1. The existence of tubular secretion of inorganic phosphate (Pi) in the mammalian kidney has been investigated by studying the renal response of rats infused with sodium phosphate by three different techniques.
2. Clearance studies indicate that, in anaesthetized rats, the net tubular reabsorption decreases markedly in response to Pi infusion. In conscious rats, the clearance of Pi slightly exceeded that of inulin at high plasma Pi concentration.
3. Free-flow micropuncture in control rats showed a net tubular reabsorption of Pi along the proximal tubule, and probably between the end of the distal tubule and the ureteral urine. In phosphate-loaded rats, whether receiving parathyroid hormone or not, an apparent net secretion of Pi was observed between the end of the distal tubule and the ureteral urine. In the phosphate-loaded group receiving parathyroid hormone, net secretion was also observed very early in the proximal tubule followed by a predominant reabsorption along this segment. Thus the early proximal tubule and probably also the terminal nephron can be the site of either net reabsorption or net secretion.

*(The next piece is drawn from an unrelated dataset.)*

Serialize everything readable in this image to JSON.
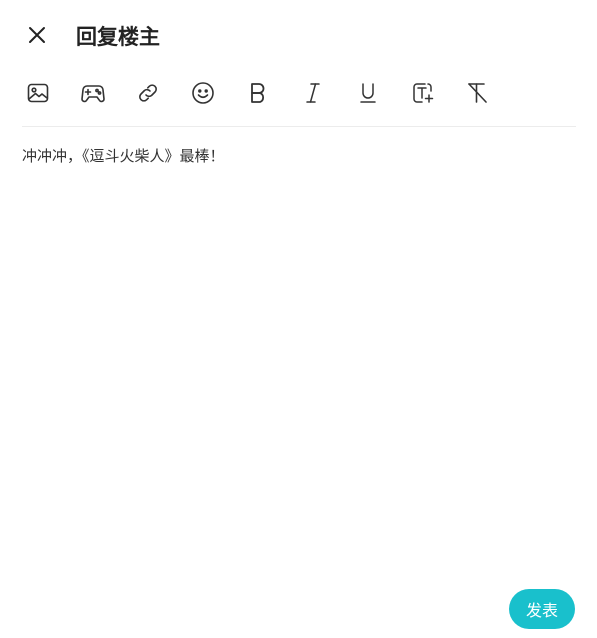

4. Microperfusions of proximal tubules show a fall in the specific radioactivity of the perfused radioactive Pi solution, indicating entry of Pi into the lumen.